In the embodiment of FIG. 4, unlike the embodiment of FIG. 3, the switch 31 is routed from the drive unit to a separate housing and has its own housing supply line 61, which allows the designer to implement the manual switch 9 with many different design options, since the manual switch 9 does no longer have to rely on its geometric shape for protection against accidental activation of the pushbutton switch 11.
As seen in FIG. 1b, the embodiment of FIG. 4 can be implemented, for example, by having the housing supply line 61 branch off from the manual switch 13 or continue directly from the drive unit 5. Conversely, FIG. 1c depicts an embodiment where the switch 31 is integrated into the housing of the drive unit 5. The optional delay device can be installed in the housing 59 or integrated with the drive unit 5 or the plug assembly 17.

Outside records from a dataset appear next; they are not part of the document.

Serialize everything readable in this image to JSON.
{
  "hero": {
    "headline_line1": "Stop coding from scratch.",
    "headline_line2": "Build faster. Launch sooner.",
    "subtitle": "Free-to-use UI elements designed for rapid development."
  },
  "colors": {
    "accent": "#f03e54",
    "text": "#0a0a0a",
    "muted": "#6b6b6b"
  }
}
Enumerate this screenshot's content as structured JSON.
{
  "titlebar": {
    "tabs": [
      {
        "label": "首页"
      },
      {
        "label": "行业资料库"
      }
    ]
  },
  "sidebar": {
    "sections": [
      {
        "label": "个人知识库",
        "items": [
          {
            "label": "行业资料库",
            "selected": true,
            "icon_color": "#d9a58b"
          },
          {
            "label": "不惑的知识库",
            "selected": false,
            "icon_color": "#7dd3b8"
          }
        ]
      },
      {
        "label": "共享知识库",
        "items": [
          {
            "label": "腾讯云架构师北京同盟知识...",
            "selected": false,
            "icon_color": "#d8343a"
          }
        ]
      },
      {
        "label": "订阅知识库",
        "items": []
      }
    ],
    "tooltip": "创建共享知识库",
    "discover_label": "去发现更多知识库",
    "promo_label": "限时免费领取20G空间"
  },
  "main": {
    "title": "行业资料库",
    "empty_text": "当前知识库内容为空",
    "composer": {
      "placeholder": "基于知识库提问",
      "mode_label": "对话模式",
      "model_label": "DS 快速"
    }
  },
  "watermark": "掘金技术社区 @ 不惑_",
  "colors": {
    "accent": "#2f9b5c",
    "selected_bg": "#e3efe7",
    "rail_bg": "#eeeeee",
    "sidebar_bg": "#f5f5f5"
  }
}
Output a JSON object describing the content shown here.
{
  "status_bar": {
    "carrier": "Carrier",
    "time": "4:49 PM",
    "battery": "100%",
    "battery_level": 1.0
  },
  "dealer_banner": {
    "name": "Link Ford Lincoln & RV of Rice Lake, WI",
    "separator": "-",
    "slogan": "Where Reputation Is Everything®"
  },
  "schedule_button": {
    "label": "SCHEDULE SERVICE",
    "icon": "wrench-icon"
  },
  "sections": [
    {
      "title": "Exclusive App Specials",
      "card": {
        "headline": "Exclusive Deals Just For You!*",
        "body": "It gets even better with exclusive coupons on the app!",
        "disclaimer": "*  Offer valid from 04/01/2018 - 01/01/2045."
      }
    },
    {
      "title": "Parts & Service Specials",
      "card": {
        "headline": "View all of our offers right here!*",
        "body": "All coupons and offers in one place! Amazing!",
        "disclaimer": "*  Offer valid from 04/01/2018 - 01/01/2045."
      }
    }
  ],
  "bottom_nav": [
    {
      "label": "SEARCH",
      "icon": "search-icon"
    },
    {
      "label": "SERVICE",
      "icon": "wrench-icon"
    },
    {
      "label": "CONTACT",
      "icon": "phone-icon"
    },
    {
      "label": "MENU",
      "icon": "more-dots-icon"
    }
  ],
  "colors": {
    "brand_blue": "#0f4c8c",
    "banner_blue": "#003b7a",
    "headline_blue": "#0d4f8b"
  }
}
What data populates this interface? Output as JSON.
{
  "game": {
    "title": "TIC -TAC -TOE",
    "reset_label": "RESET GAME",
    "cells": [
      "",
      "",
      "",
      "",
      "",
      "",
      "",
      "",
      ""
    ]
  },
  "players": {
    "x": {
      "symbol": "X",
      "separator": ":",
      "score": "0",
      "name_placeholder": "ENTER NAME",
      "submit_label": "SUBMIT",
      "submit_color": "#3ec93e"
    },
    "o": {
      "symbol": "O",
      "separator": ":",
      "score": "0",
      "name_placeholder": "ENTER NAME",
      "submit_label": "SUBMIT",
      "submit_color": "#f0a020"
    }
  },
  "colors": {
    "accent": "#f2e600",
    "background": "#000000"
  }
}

In additional embodiments, the housing 59 can be integrated into the power supply 15 between the power plug-in section 17 and the drive device 5′ (FIG. 1d and FIG. 5); alternatively, the switch 31 can be integrated into the plug assembly 17 (FIG. 1e and FIG. 6). Advantageously, the embodiment of FIG. 5 employs a battery or a dynamo instead of the voltage source 22 for producing the DC control voltage (not shown). In this case, the circuit for disconnecting the power mains does no longer have to be electrically connected to the circuit that controls the motor. The only contact point between the two circuits is in this case the mains-disconnect relay, which of course, operates mechanically, so that the two circuits are no longer galvanically connected with each other.
In the embodiment of FIG. 7—which can include all afore-described embodiments relating to the type and placement of the switching device 31—,the relay 19 is implemented as a double-throw contact relay 19′. In one of the two contact positions, the contacts of the double-throw relay 19′ connect the main power source that supplies the positioning motors of the drive unit to the AC mains voltage and the supply lines 21 and, in the other switch position, with a device 63 that produces pulse signals, in particular HF signals.
The HF signals are transmitted via the power cord 15, the mains voltage source 33, and the (+) line 39′, to which the switching device 31 is connected. When the switching device 31 is in the closed position, the HF signals are transmitted to a network 65 which causes the signal form in the power cord 15 to change. This change is detected by a sensor—e.g., a current sensor 67—in the wires leading to the plug assembly. A processing unit 69 compares the output of sensor 67 with stored limit values or—in a particular embodiment—with stored waveforms.
For this purpose, the processing unit is provided, for example, with a memory device and includes a processor, such as a DSP processor (digital signal processor), commercially available from many electronics firms. The signal sensor is preferably implemented as a current sensor, wherein the DSP processor is designed so as to compare the waveform patterns stored in the memory device with output signals received from the current sensor 67. Depending on this comparison, the control signal is connected to the input of relay 19′ when the switch 31 is closed, and the power mains is also connected, for example for a predetermined time period of five minutes, whereafter the power mains can be automatically disconnected (in this case, a delay device can again be employed which can also be implemented in software if a process controller is used).
Optionally, the power mains can also be connected and disconnected in response to the output signal of the current sensor. For example, after the positioning motor is actuated, the DSP processor can activate a relay based on changes in the current signal when the positioning motor turns off.